Tanaka says many anglers will also use a rig similar to that used for salmon, basically a hoochie/flasher trolled on the bottom. He’s also caught halibut drifting frozen anchovies.

We recommend a soft, knotless landing net. Sublegal-sized halibut landed with this type of net don’t fin split (damage their fins) and they will have a greater chance of survival when you release.

Booking a hunting trip?
Question: Can you direct me to a legitimate site to book a hunting trip? How can we hunt on government land? What are the costs? (Cheri Wengronowitz)

Answer: DFG makes no recommendations in support of any particular guide or hunting service. Hence, your best bet is to contact other hunters to ask about their experiences in order to help you decide which guide service to go with.

According to DFG’s Bear, Mountain Lion and Wild Pig Programs Statewide Coordinator Marc Kenyon, you can hunt on certain government-owned (public) lands in California. Public lands in California are primarily owned, operated and maintained by DFG, the U.S. Forest Service, the Bureau of Land Management (BLM), the Department of Defense or the U.S. Fish and Wildlife Service (USFWS). Each of these agencies has developed rules and regulations for the lands they administer. They provide details of which lands are open to public access for outdoor recreational activities (including hunting), and the time of year they are open. Some of these lands are open year-round with no access fees, but some lands are open only certain times of the year with an access fee. Moreover, some public lands are entirely closed to all public use, mostly for protection of certain plant and animal species.

Generally speaking, most big game mammal hunting occurs on DFG, BLM, Military or Forest Service lands. Small mammal and varmint hunting occurs on BLM and Forest Service lands. Waterfowl and upland game bird hunting occurs on DFG and USFWS lands.

For the regulations governing the use of DFG lands, please go to http://www.dfg.ca.gov/lands. Please contact the other land management agencies for rules or regulations concerning their lands.

Gaffing salmon?
Question: Is it legal to gaff a keeper salmon in the ocean instead of using a net?
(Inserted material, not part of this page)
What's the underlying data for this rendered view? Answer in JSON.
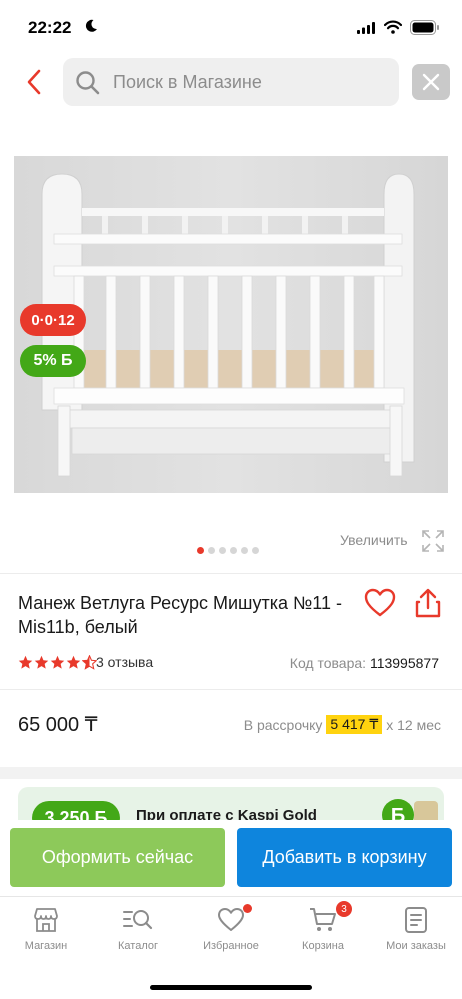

Answer:  In ocean waters it would be legal to gaff a legal size salmon pursuant to the California Code of Regulations Title 14, section 28.65(d), but you must still have a landing net that is at least 18 inches in diameter on board to land any undersize fish. In inland waters, CCR Title 14, section 2.06 makes it illegal to use or possess a gaff throughout California with one exception, which is a section of the Sacramento River below the Deschutes Road Bridge where gaffs three feet or less in length may be used to land legal sized fish. This exception only applies to anglers fishing from a boat.

# # #

Carrie Wilson is a marine biologist with the California Department of Fish and Game. While she cannot personally answer everyone’s questions, she will select a few to answer each week. Please contact her at CalOutdoors@dfg.ca.gov.